◆ Instructions to follow
Please determine how many lines of the material include the word "kind", and respond with nothing but that number.

◆ Material for this task
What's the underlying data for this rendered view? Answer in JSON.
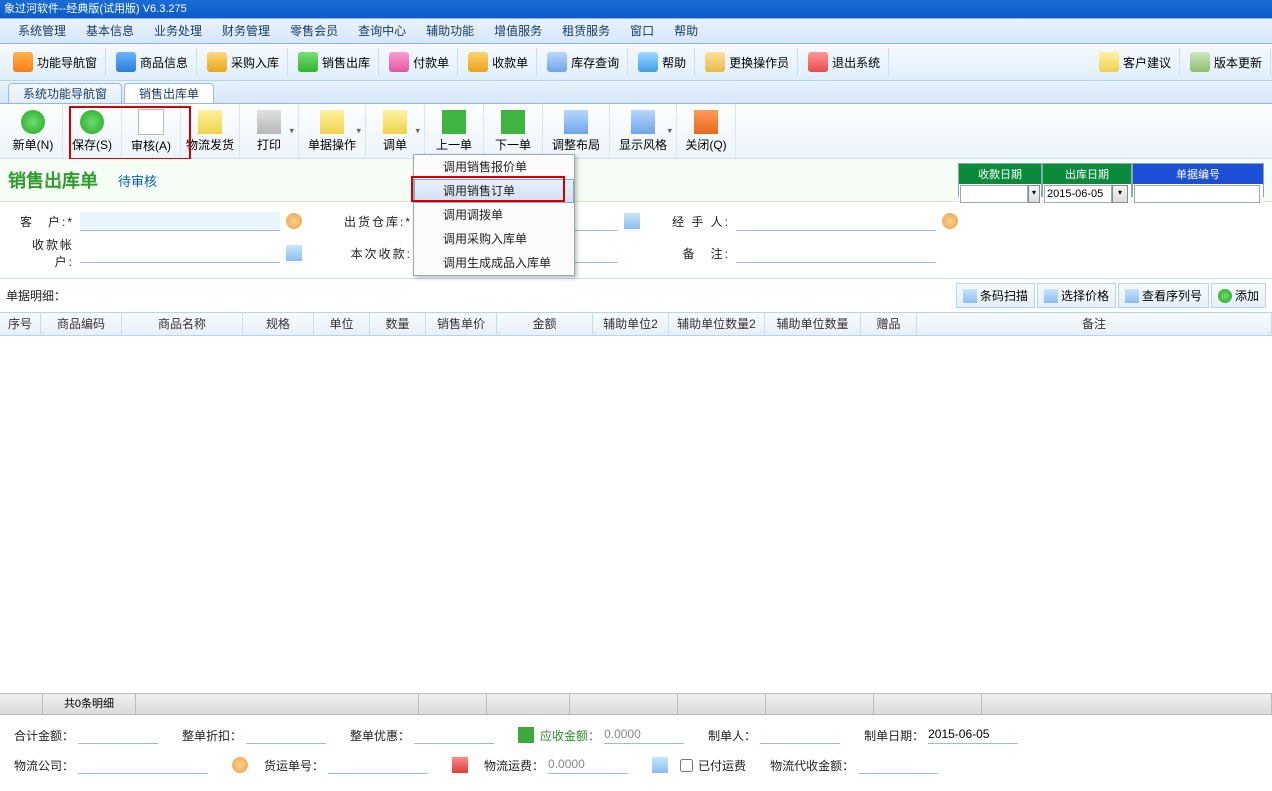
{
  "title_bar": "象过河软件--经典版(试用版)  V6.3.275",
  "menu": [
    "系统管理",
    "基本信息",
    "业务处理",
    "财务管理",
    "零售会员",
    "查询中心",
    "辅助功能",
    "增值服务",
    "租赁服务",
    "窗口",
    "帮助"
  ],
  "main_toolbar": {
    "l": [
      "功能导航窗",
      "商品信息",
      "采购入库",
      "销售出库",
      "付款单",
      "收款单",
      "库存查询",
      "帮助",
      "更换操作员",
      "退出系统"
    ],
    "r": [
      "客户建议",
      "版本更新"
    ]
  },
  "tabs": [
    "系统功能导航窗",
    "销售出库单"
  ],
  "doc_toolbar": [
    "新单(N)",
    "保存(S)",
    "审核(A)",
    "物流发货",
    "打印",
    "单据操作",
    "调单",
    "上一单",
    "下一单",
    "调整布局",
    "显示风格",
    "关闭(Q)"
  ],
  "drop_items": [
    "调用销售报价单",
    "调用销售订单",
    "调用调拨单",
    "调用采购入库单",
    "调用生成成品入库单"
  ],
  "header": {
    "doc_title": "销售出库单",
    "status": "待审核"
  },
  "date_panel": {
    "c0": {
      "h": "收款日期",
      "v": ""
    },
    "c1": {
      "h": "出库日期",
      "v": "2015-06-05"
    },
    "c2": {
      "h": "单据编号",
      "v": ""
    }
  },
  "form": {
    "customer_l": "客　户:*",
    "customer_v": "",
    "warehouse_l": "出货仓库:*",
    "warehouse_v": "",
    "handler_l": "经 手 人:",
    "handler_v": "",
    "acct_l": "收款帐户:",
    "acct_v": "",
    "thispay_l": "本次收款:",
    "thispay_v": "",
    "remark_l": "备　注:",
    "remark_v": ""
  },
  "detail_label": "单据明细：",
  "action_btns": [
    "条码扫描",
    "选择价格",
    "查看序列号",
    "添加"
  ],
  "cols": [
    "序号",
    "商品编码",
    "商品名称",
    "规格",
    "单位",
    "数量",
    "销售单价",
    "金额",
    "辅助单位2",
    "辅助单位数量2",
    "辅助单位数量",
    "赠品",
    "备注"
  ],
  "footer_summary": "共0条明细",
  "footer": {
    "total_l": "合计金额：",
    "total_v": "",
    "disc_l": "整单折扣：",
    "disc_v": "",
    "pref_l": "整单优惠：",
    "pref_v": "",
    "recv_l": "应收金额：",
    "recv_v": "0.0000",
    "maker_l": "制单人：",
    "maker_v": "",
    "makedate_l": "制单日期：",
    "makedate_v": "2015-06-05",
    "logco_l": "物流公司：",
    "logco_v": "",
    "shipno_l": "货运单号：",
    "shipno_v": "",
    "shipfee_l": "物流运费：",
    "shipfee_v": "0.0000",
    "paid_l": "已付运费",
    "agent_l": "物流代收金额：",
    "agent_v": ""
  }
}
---
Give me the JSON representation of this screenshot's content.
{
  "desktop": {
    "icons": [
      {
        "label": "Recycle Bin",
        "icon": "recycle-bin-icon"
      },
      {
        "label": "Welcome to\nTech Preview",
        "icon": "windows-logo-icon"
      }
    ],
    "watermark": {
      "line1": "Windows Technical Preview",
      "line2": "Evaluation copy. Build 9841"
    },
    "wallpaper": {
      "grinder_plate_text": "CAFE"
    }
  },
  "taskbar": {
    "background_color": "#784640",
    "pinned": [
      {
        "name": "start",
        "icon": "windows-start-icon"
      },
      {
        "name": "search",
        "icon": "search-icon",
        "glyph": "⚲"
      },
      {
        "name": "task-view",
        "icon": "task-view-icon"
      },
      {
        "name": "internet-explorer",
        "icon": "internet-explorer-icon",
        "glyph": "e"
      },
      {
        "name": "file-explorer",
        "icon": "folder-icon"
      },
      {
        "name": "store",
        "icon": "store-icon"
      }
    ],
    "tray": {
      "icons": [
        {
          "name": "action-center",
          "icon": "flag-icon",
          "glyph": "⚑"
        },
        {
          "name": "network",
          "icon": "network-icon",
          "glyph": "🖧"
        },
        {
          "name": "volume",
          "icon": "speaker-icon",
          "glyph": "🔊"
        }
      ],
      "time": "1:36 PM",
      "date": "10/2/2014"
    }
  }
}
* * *
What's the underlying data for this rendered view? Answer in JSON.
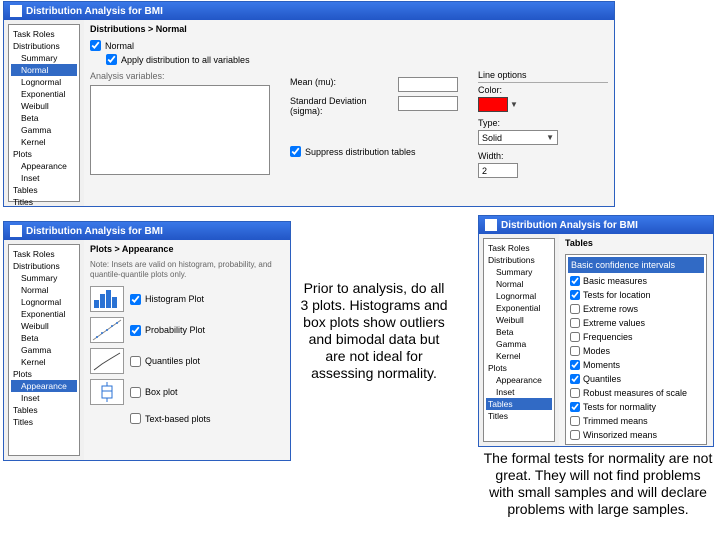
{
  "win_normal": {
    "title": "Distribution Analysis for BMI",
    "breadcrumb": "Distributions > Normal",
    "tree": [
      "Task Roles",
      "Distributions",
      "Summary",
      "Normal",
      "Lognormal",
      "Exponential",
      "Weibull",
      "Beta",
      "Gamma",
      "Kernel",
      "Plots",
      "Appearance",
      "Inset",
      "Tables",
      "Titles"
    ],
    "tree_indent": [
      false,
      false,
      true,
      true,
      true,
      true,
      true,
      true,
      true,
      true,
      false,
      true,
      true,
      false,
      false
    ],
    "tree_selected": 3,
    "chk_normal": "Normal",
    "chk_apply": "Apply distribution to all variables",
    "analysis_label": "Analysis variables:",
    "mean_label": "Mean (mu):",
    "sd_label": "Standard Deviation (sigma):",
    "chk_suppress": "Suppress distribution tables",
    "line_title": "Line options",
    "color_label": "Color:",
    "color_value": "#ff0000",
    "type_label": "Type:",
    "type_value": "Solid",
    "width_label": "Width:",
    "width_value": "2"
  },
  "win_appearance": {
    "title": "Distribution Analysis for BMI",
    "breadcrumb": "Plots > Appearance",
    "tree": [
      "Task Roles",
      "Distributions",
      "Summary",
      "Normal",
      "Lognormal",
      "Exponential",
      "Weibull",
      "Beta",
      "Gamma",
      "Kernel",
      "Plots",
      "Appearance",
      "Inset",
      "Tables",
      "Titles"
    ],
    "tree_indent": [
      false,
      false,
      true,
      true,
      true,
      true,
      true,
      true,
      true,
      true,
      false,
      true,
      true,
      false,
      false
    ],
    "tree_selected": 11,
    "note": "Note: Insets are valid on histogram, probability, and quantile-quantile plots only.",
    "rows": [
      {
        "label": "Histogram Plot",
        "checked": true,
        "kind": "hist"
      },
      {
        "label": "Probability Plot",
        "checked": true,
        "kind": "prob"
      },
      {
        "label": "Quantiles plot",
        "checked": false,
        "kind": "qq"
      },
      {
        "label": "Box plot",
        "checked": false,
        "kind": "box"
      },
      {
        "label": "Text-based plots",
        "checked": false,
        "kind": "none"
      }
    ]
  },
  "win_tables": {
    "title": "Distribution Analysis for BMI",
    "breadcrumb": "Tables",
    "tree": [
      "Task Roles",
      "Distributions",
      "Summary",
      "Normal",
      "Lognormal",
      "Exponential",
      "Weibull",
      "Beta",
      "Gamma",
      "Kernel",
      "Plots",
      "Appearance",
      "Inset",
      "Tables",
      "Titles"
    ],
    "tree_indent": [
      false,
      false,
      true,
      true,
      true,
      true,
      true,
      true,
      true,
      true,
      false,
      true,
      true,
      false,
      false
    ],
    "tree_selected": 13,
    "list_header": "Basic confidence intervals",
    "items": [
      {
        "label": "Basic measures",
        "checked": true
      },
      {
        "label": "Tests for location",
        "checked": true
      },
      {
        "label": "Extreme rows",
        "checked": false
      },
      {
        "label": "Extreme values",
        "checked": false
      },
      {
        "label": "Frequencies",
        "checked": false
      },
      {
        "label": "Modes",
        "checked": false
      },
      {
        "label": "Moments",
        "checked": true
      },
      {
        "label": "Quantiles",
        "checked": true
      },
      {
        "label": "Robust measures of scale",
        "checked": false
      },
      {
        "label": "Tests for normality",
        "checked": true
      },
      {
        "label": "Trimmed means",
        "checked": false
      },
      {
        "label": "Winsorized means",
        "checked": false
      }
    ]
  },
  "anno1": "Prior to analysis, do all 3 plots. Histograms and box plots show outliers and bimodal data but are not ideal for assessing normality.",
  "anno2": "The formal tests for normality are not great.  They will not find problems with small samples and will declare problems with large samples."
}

◆ Task output
5